▶ **Aim of the exercise**: Where does "person" appear in the data? Return each line that holds it.

▶ **Material provided**:
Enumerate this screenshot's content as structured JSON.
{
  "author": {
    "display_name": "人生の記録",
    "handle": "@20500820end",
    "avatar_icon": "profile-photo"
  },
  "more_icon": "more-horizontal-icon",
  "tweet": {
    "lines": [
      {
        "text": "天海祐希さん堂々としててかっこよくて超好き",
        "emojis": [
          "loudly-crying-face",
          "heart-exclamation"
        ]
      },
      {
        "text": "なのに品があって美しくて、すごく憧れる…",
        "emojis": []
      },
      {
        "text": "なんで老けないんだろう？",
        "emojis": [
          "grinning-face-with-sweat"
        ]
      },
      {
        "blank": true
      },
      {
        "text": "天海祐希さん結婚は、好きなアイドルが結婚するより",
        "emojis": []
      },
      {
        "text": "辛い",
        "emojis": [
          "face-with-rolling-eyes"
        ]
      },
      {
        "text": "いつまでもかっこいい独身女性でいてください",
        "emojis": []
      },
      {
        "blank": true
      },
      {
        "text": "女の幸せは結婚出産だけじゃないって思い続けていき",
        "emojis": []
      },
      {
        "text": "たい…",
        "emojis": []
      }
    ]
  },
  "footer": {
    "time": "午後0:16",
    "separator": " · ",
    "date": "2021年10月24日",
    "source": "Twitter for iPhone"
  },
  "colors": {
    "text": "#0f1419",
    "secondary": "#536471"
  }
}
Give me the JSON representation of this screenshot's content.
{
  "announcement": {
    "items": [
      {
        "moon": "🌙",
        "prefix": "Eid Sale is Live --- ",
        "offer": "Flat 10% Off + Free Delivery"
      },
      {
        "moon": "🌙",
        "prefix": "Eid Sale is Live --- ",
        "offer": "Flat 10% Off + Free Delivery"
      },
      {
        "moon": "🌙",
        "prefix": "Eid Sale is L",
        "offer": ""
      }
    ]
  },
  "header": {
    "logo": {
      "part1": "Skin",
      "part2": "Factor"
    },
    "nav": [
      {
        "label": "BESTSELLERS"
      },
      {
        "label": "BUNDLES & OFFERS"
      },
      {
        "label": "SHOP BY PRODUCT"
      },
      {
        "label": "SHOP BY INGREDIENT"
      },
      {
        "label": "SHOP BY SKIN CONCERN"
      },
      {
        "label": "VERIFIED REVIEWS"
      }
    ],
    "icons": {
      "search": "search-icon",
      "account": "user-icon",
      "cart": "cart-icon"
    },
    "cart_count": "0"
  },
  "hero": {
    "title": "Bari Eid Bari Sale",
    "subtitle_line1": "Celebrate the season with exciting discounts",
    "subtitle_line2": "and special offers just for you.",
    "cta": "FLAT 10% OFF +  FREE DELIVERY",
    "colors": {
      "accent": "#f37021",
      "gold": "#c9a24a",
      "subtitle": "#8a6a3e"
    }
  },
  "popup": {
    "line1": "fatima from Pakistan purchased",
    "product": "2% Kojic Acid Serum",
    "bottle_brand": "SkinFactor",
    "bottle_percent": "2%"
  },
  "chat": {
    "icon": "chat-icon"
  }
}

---

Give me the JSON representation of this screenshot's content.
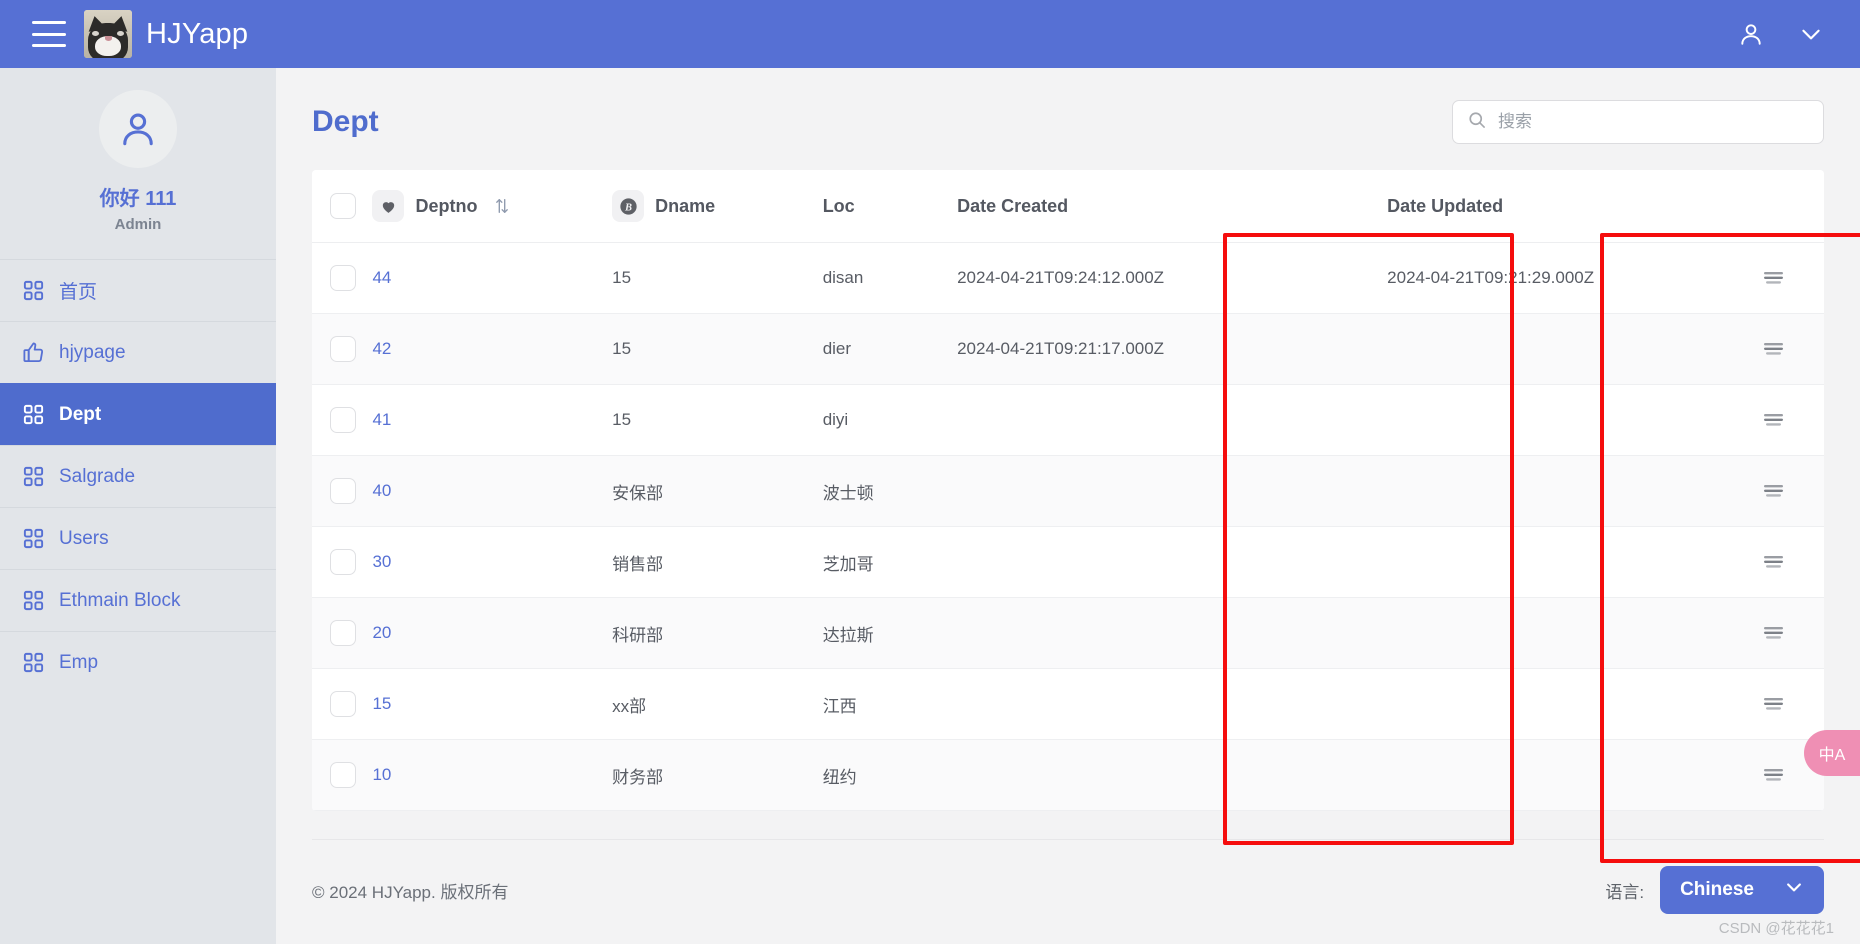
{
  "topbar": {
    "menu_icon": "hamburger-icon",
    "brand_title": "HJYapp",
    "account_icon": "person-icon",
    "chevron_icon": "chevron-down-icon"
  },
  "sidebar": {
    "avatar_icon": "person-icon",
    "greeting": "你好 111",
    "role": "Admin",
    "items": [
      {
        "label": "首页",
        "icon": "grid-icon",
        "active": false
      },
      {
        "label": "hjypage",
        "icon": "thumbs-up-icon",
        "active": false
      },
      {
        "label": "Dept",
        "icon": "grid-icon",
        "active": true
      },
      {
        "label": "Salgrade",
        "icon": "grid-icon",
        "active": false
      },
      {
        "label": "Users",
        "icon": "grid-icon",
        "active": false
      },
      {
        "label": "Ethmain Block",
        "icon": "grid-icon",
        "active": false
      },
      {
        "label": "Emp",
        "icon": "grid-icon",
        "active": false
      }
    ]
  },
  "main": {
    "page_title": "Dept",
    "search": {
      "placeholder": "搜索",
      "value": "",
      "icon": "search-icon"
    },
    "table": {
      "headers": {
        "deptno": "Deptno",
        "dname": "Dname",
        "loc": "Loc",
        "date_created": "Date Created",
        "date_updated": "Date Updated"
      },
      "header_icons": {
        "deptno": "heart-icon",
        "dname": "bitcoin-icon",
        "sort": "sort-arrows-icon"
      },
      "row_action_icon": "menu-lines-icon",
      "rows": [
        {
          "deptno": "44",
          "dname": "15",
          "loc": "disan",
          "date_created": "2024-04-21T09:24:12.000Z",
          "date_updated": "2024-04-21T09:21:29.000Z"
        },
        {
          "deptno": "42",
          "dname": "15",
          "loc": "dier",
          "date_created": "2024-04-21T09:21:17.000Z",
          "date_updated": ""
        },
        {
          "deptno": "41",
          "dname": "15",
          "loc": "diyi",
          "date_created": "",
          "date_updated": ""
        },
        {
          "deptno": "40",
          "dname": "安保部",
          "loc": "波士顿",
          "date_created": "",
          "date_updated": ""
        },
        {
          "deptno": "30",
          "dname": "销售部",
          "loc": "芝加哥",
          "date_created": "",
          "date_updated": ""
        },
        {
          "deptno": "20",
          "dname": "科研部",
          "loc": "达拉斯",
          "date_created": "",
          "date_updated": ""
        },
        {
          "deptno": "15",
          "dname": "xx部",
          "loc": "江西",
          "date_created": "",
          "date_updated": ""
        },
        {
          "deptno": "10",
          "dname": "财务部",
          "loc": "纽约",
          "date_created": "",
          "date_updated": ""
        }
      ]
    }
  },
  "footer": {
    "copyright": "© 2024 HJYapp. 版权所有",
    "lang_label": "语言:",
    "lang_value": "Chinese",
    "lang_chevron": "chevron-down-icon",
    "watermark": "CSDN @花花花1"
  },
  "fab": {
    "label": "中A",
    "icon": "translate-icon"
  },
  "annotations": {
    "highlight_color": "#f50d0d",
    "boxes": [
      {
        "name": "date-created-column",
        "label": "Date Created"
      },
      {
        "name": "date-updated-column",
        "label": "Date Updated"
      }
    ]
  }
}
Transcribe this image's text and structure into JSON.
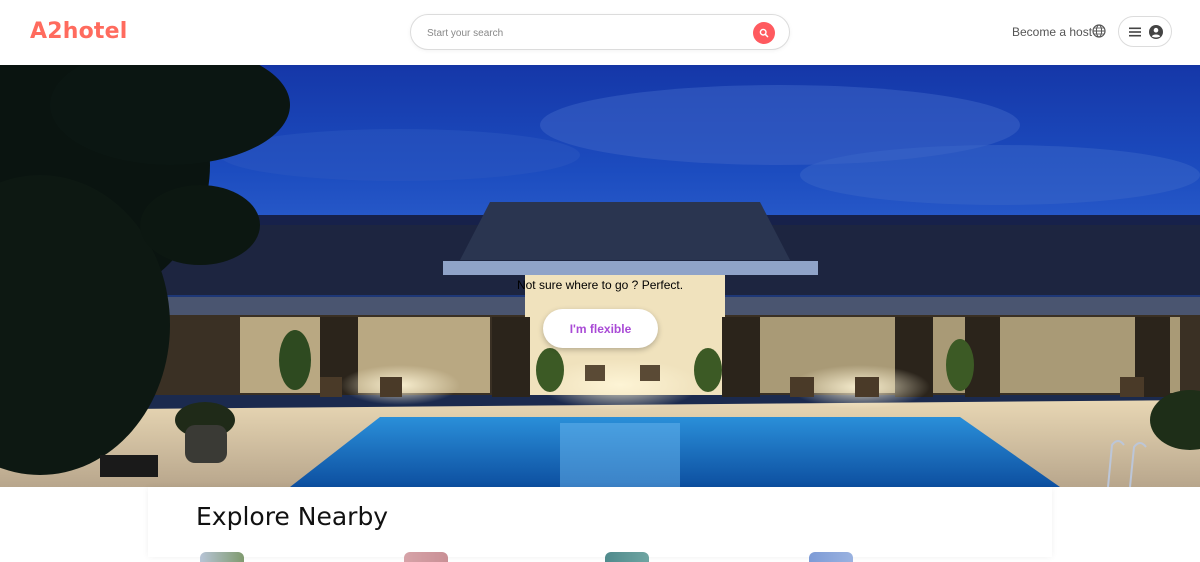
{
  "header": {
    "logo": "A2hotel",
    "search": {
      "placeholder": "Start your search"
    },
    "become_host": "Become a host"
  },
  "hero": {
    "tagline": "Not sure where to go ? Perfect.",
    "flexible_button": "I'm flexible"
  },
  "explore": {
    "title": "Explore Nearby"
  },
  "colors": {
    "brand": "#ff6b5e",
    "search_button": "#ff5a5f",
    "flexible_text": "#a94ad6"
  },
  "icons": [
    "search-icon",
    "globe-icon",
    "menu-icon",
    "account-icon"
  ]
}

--

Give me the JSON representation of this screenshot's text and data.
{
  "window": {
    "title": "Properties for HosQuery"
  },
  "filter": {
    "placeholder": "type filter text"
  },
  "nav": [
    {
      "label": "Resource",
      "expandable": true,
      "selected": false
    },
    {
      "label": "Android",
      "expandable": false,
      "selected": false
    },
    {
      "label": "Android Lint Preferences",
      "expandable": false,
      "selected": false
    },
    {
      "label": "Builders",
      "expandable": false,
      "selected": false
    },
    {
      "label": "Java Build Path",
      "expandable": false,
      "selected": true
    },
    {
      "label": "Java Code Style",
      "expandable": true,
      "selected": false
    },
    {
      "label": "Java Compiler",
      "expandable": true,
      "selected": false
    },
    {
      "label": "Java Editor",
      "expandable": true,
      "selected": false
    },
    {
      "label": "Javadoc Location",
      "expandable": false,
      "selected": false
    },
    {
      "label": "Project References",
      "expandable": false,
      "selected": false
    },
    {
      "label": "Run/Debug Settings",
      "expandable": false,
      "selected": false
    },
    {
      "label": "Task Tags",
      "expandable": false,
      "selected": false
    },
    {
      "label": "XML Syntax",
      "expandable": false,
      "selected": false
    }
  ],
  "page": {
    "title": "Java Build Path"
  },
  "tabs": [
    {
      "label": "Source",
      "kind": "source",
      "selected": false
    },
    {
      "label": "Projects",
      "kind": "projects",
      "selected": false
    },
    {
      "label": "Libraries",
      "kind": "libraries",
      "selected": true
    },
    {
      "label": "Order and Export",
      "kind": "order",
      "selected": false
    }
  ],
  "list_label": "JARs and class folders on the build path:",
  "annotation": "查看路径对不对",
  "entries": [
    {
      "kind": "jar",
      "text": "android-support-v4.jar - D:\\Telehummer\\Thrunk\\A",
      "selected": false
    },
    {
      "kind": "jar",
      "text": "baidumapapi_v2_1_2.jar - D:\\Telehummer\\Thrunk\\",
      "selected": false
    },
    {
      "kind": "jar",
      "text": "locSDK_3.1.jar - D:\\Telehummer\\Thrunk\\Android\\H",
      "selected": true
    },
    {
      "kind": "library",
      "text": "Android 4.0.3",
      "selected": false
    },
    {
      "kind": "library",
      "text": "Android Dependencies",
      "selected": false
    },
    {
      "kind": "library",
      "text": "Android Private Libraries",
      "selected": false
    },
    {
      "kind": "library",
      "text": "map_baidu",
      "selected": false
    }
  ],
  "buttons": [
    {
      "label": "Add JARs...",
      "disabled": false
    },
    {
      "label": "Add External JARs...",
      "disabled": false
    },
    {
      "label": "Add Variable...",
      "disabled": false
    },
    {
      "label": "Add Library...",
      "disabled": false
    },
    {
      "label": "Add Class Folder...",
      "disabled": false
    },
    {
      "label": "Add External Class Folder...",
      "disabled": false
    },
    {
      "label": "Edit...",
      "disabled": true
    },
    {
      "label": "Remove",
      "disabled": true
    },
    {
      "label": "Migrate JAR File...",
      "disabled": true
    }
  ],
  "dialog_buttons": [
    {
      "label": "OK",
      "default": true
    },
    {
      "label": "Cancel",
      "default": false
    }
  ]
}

▶ **Solved problem**:
    "account_icon": "person-icon",
    "avatar_icon": "person-icon",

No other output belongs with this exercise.